Legal Courses of Action When a Tenant is Holding Over
(Annotated Code of Maryland, Real Property Article, Section 8-402)
A holdover tenant refers to a tenant who remains in possession of a leased premises after the expiration of the lease term and when the landlord wishes to repossess the leased premises. In this scenario, the landlord may bring Tenant Holding Over action. The procedure for this is the same as in a Breach of Lease action.The only difference is that no lease violation need be proven in court to obtain the eviction order.
The only condition precedent to the granting of the eviction order is that the landlord must have sent the tenant a full month's calendar notice to vacate the premises.

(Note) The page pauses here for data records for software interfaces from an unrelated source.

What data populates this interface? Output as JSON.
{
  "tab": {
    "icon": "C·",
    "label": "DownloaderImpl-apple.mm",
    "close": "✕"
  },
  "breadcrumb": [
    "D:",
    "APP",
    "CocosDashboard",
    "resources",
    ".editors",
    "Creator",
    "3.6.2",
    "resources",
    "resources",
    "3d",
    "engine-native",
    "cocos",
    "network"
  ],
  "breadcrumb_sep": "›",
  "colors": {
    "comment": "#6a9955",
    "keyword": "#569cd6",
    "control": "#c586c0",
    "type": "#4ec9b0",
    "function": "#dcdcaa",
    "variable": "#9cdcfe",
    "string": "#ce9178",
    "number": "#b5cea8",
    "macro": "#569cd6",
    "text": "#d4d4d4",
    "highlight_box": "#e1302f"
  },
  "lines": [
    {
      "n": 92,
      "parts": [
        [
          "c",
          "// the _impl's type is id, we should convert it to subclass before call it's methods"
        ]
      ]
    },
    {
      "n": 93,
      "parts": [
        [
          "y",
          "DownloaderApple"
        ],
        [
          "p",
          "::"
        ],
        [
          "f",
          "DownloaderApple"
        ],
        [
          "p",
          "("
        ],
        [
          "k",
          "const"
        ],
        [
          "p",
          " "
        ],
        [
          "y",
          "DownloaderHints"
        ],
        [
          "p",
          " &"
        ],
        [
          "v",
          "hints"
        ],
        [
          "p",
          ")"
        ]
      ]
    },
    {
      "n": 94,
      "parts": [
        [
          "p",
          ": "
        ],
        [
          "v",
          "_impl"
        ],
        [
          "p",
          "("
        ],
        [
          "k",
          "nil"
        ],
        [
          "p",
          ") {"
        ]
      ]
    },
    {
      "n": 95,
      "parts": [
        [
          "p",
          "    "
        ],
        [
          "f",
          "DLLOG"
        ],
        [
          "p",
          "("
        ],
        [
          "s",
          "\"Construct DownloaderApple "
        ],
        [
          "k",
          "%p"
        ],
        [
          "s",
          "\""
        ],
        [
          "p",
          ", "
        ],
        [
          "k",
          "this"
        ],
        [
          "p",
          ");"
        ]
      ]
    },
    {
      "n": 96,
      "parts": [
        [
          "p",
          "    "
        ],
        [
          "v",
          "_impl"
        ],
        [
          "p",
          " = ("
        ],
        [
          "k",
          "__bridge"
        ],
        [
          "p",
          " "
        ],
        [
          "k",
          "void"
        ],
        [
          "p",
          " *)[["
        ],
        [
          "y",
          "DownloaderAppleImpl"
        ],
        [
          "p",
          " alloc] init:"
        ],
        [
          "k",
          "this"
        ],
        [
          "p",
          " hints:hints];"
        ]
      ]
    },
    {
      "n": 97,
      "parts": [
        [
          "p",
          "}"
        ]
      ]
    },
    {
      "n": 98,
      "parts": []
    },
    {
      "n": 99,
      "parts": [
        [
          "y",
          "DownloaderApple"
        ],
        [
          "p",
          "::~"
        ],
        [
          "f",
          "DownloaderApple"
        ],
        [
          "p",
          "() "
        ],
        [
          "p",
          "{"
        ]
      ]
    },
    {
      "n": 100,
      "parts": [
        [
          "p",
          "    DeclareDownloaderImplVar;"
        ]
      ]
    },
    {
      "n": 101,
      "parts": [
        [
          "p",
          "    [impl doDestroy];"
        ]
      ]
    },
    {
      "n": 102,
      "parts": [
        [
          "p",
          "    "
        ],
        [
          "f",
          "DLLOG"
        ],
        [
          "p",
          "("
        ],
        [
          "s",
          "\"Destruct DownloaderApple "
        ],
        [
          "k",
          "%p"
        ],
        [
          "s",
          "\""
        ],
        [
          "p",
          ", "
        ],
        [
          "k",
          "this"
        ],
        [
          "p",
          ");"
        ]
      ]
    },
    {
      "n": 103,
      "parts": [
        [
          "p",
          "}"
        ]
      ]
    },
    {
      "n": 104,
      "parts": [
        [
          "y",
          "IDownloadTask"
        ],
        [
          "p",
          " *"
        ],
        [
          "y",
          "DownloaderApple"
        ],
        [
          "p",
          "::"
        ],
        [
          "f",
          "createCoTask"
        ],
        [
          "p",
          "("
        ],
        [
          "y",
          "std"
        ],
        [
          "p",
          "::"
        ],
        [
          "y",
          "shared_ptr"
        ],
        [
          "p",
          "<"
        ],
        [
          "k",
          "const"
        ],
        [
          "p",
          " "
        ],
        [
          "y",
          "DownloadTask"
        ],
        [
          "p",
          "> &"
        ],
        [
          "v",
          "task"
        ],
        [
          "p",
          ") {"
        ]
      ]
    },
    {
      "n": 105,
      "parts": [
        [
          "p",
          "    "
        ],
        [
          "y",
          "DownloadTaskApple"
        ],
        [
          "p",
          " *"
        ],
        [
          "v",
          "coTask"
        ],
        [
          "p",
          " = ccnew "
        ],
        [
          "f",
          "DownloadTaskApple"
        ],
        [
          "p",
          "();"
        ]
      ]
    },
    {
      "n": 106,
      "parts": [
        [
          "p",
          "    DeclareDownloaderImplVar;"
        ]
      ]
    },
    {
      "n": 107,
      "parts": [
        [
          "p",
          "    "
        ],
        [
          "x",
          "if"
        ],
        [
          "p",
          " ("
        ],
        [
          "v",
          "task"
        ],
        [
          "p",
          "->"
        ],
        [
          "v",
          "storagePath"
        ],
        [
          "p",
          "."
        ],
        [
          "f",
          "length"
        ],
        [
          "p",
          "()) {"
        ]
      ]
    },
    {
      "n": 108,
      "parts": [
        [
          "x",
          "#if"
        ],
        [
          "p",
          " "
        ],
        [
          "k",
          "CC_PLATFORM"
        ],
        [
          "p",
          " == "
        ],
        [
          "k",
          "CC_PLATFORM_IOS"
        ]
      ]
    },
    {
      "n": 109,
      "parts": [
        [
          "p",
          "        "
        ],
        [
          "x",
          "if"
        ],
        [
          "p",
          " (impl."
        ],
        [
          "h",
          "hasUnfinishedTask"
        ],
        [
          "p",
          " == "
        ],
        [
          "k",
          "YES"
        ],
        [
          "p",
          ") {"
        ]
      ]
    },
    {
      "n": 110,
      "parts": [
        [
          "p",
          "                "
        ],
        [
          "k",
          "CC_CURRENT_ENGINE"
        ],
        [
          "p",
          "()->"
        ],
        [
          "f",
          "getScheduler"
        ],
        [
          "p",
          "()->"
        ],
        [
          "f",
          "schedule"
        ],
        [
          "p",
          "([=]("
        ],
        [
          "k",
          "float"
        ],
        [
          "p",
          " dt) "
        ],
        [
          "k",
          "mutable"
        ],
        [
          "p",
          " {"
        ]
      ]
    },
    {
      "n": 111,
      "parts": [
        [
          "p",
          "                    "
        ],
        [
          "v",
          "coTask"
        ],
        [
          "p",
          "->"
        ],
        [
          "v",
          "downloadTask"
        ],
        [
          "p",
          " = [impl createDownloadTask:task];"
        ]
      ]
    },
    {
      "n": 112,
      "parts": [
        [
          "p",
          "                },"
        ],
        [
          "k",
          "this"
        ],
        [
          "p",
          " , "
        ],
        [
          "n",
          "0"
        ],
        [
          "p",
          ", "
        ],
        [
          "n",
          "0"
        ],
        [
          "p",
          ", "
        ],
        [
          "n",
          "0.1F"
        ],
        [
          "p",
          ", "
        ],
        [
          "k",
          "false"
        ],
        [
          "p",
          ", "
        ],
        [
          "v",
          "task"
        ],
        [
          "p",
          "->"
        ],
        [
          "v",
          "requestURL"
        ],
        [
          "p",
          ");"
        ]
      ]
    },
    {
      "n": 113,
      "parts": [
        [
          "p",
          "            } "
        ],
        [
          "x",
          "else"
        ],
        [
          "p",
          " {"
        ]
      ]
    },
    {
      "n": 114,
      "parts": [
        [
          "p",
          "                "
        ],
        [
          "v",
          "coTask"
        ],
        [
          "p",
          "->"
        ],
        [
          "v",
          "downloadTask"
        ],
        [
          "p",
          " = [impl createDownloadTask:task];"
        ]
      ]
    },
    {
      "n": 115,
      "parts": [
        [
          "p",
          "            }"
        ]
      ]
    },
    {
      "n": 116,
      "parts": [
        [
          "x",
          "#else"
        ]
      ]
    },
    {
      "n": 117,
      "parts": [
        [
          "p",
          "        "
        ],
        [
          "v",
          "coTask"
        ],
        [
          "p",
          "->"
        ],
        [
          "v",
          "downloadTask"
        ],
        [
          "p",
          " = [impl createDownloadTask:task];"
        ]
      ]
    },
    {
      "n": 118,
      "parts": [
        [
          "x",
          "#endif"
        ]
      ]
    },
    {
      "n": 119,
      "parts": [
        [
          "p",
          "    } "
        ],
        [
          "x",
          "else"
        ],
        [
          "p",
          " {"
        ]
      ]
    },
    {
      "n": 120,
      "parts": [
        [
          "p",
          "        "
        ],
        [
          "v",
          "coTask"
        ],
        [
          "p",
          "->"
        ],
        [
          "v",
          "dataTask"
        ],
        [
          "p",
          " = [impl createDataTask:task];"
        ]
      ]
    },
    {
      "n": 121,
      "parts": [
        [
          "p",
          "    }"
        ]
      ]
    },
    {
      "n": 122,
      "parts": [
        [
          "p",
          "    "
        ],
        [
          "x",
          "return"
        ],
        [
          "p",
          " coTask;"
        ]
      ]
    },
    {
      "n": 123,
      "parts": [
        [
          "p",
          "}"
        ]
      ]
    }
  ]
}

Please note that a "calendar" month means that the notice is effective at the end of the month subsequent to when it was sent. For example, a notice, whether sent on June 15th, 20th or 30th, would serve to terminate a lease on July 31st. Also please note that the notice period in Baltimore City is sixty (60) days.

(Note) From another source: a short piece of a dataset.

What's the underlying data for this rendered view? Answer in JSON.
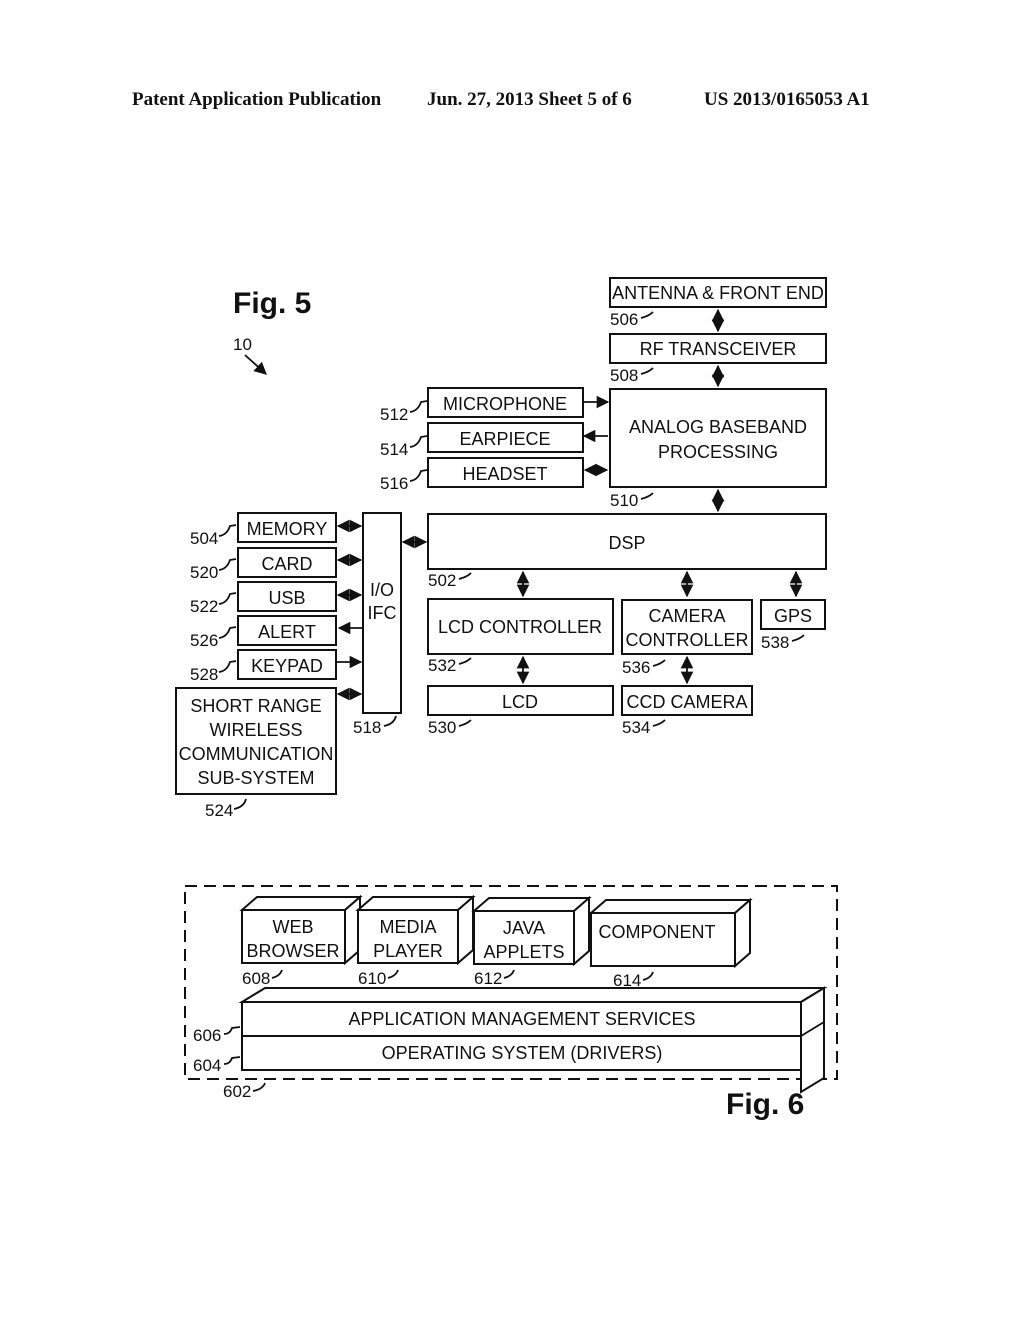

If no notice is given by either party at the end of the lease term, the lease term will become a month-to-month with a full calendar month's notice to vacate required.
Defenses for a Holdover Tenant
As long as the statutory notice is sent, there are very limited defenses to Tenant Holding Over cases. However, the court may not enter a judgment if the cases were filed within six (6) months of a written complaint by the tenant because the landlord's eviction action is presumed to be in retaliation to the tenant's complaint. One example of a complaint by a tenant is the filing of a Petition for Rent Escrow.
To learn more about courses of action available to landlords for a holdover tenant, or for a free, no-obligation consultation with our Baltimore landlord-tenant attorney, please contact the Law Offices of Edward J. Maher, P.C. today.